e cigarette campaign

In the wake of a new report that found e-cigarettes pose serious health risks and are just as addictive as conventional cigarettes, the California Department of Public Health is launching a campaign to put a damper on the vapor devices.

The state health department is rolling out a series of television, digital, and outdoor ads in a new campaign called “Wake Up,” as part of its educational effort to inform the public about the dangers of e-cigarettes.

“California has been a world leader in tobacco use prevention and cessation since 1990, with one of the lowest youth and adult smoking rates in the nation. The aggressive marketing and escalating use of e-cigarettes threatens to erode that progress,” said Dr. Karen Smith, newly appointed CDPH director and state health officer.

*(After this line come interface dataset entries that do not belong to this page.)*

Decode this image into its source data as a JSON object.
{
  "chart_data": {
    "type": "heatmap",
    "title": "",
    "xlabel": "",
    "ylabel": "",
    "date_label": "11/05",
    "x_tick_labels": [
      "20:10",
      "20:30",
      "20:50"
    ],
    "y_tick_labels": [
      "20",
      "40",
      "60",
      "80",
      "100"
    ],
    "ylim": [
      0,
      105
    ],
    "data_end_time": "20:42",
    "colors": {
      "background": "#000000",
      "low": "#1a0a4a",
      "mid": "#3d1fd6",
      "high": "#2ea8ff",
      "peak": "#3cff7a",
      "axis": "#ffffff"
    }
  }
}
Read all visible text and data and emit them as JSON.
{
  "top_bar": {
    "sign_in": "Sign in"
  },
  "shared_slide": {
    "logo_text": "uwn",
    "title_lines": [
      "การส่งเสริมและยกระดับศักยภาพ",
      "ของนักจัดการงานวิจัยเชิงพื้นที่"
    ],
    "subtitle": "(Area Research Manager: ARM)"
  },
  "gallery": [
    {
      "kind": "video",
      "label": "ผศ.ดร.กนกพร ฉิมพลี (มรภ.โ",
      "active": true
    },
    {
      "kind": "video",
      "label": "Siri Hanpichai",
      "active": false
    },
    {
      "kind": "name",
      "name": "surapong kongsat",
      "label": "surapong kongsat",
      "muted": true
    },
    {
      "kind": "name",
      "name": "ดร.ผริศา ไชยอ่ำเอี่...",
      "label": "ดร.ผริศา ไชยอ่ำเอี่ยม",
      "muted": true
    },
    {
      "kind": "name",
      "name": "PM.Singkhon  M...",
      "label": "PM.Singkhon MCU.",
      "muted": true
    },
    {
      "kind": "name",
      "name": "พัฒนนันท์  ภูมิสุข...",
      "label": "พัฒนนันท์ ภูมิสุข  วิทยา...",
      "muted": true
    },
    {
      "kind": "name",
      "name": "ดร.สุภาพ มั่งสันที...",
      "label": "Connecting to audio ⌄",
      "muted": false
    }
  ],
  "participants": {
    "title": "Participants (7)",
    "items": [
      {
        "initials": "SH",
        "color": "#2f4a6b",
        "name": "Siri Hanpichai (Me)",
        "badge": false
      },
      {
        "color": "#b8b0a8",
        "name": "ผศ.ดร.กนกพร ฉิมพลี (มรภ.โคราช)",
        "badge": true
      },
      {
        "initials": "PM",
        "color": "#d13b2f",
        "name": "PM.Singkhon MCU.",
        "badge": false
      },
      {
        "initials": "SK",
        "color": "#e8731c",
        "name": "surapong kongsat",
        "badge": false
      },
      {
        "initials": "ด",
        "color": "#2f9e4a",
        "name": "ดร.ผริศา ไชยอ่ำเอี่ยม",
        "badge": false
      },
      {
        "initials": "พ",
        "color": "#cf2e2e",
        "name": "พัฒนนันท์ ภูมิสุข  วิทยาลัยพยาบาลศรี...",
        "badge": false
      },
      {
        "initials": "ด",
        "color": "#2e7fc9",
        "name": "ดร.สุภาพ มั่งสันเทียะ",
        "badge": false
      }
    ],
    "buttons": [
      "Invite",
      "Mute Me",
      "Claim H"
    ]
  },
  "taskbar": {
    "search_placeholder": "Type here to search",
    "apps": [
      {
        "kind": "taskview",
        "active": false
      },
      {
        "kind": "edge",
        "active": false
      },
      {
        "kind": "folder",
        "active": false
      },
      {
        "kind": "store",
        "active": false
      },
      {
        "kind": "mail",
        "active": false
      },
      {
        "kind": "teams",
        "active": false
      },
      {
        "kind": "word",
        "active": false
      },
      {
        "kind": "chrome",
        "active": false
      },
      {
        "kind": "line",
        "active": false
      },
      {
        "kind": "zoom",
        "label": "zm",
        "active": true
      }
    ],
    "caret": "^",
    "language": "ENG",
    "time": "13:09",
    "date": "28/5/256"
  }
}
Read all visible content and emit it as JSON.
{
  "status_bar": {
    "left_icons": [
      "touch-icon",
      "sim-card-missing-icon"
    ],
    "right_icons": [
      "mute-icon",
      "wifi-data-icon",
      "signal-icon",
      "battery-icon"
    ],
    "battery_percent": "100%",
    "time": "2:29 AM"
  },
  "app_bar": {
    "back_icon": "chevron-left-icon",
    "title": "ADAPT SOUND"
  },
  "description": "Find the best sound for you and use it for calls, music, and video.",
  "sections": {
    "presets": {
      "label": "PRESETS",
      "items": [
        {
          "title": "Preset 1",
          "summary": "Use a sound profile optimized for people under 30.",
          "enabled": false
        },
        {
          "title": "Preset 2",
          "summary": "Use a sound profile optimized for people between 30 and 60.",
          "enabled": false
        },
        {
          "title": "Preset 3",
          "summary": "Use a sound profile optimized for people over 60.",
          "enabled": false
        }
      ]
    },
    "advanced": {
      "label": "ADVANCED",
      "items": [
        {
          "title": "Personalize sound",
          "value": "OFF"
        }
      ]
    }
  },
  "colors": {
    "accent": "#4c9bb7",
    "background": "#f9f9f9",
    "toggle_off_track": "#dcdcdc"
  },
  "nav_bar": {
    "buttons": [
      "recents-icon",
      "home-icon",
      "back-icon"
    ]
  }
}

The study, “State Health Officer’s Repot on E-Cigarettes: A Community Health Threat,” found that e-cigarettes, contain a level of toxicity that could prove harmful to users. The report points to preliminary studies that have shown that using a nicotine containing e-cigarette for just five minutes causes similar lung irritation, inflammation, and effect on blood vessels as smoking a traditional cigarette.

E-cigarettes are battery operated devices, often designed to resemble cigarettes that deliver a nicotine-containing aerosol. E-cigarettes have many names, especially among youth and young adults, such as e-cigs, e-hookahs, vape pens, vape pipes or mods. The liquid solution (e-liquid) used in e-cigarettes typically contains nicotine and is commonly referred to as “e-juice.” It is sold in a variety of candy, fruit and alcohol flavors. 

A health advisory issued by the CDPH in January warned e-cigarette users that analyses of eliquids by the Food and Drug Administration and other laboratories found variability in the content of e liquids and inaccurate product labeling related to nicotine content and chemicals.

The advertising campaign includes two television ads that feature songs from the 1950s and 60s and images portraying the health risks of e-cigarettes. One TV ad underscores the e-cigarette industry’s use of candy flavored ‘e-juice’ and products that entice the next generation to become addicted to nicotine. The second TV spot emphasizes the dangers and addictiveness of e-cigarettes, while exposing the fact that big tobacco companies are in the e-cigarette business. E-cigarettes are largely unregulated at the federal level and companies are not required to disclose what is in their products or how they are made.

Outdoor ads, including billboards, at gas stations and in malls, and ads in movie theaters will be phased in throughout the campaign, which will run through June.

“Our advertising campaign is telling the public to ‘wake up’ to the fact that these are highly addictive products being mass marketed,” said Dr. Smith.

New California data shows that e-cigarette use among young adults, ages 18 – 29, increased from 2.3 percent in 2012 to 7.6 percent in 2013. Young adults in California are three times more likely to use e-cigarettes than those 30 and older. Likewise, e-cigarette use among U.S. teens has surged. In 2014, teen use of e-cigarettes nationally surpassed the use of traditional cigarettes, with more than twice as many 8th and 10th graders reporting using e-cigarettes more than traditional cigarettes. Among 12th graders, 17 percent reported currently using e-cigarettes vs. 14 percent using traditional cigarettes. 

The increase in usage of the devices has also brought up the number of reports to poison control centers in the state for overdosing on nicotine-containing e-liquids and accidental e-cigarette poisonings – from 19 in 2012 to 243 in 2014. More than 60 percent of all those e-cigarette related calls involve children 5 years and under, according to the study. In California, the number of calls to the poison control center involving e-cigarette exposures in children five and under tripled in one year.

Ecigarette emissions are also a health concern for those exposed to the secondhand aerosol. Although not as dangerous as secondhand smoke from combustible tobacco products, people exposed to e cigarette aerosol absorb nicotine at levels comparable to people exposed to secondhand smoke, according to the CDPH’s data.

In addition to the advertising, the CDPH educational campaign will include:
• Partnering with the local public health, medical, and child care organizations to increase awareness about the known toxicity of e-cigarettes and the high risk of poisonings, especially to children, while continuing to promote and support the use of proven effective cessation therapies. 
• Joining with the California Department of Education and school officials to assist in providing accurate information to parents, students, teachers, and school administrators on the dangers of e-cigarettes.